The UN Refugee Agency Annual NGO Consultations are over. It was good to bring a faith-based (Christian) presence and voice to the gathering.
The workshop dedicated to the role of faith in humanitarian response strongly confirmed the UN’s respect and appreciation for faith based communities and their unique contributions to helping people survive and recover from forced displacement.
I look forward to reading this new book published with the intent to help secular agencies understand how to partner with local faith based communities. While it is clear that we do not always understand each other, we can still appreciate and value the contributions each brings to humanitarian crises.
Meetings upon meetings. It’s been good to be here in Geneva for the UN Consultations. It’s helpful to hear the perspectives of the UN and some of the big players on the Refugee Highway. I’ve had some good personal encounters as well between meetings.
Today the former director of the Red Cross in Ethiopia gave me a gift bag with a large container of Ethiopian honey and Ethiopian coffee beans (best coffee on the planet). Amazing hospitality and kindness.

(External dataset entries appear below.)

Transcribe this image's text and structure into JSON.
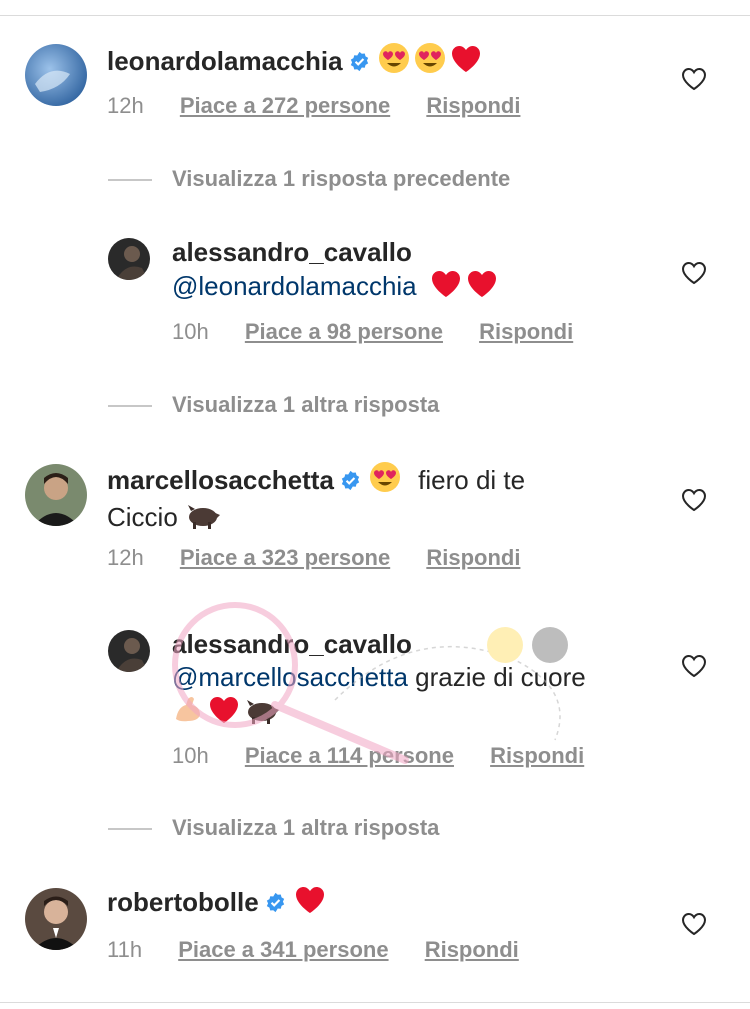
{
  "comments": [
    {
      "user": "leonardolamacchia",
      "text": "",
      "time": "12h",
      "likes": "Piace a 272 persone",
      "reply": "Rispondi",
      "view_more": "Visualizza 1 risposta precedente"
    },
    {
      "user": "alessandro_cavallo",
      "mention": "@leonardolamacchia",
      "time": "10h",
      "likes": "Piace a 98 persone",
      "reply": "Rispondi",
      "view_more": "Visualizza 1 altra risposta"
    },
    {
      "user": "marcellosacchetta",
      "text": "fiero di te",
      "text2": "Ciccio",
      "time": "12h",
      "likes": "Piace a 323 persone",
      "reply": "Rispondi"
    },
    {
      "user": "alessandro_cavallo",
      "mention": "@marcellosacchetta",
      "text": " grazie di cuore",
      "time": "10h",
      "likes": "Piace a 114 persone",
      "reply": "Rispondi",
      "view_more": "Visualizza 1 altra risposta"
    },
    {
      "user": "robertobolle",
      "time": "11h",
      "likes": "Piace a 341 persone",
      "reply": "Rispondi"
    }
  ],
  "colors": {
    "verified": "#3897f0",
    "heart": "#ed1c24",
    "mention": "#00376b",
    "secondary": "#8e8e8e"
  },
  "icons": [
    "verified-badge-icon",
    "heart-outline-icon",
    "heart-eyes-emoji",
    "red-heart-emoji",
    "flexed-biceps-emoji",
    "boar-emoji"
  ]
}
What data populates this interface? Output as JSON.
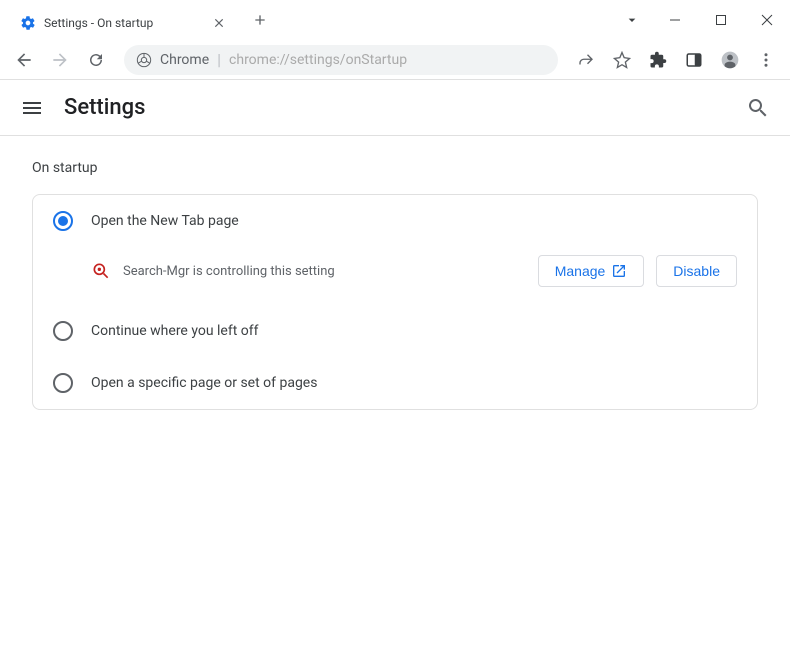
{
  "window": {
    "tab_title": "Settings - On startup"
  },
  "address": {
    "prefix": "Chrome",
    "url": "chrome://settings/onStartup"
  },
  "settings": {
    "title": "Settings",
    "section": "On startup",
    "options": {
      "new_tab": "Open the New Tab page",
      "continue": "Continue where you left off",
      "specific": "Open a specific page or set of pages"
    },
    "controlled": {
      "text": "Search-Mgr is controlling this setting",
      "manage": "Manage",
      "disable": "Disable"
    }
  }
}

The Ethiopian Relief an development agency on whose board he now sits would like IAFR to see some of their work and explore opportunities for partnership. I told him that we are stretched pretty thin at the moment and can’t expand – but hopefully we will increase our capacity in the future to take him up on his offer.
Heading to Geneva, Switzerland, today for the annual UN Refugee Agency’s NGO Consultations is his week.
I will be wearing my Ambassadors for Refugees hat (World Evangelical Alliance). I’m especially looking forward to a day of meetings related to partnering with leaders from the refugee and host communities. That is one of IAFR’s sweet spots and I think we have some meaningful contributions to make.
Please pray for me and my IAFR colleague Tim Barnes as we participate in these meetings.
How cool. A friend of ours in Kakuma refugee camp is featured in a UN news report. She and her family (2 kids) are refugees from DR Congo. I see her on nearly every visit to Kakuma as she often translates for me when I visit a Somali friend, Mama Fartun.
When I told her about the report via Facebook, she replied: “I like what I’m seeing right now! I can’t believe this!” I’m sure it was nice to get some good news today 🙂
Click here to read the UN report about her and how innovative and hard working many refugees are when it comes to starting businesses in refugee camps like Kakuma.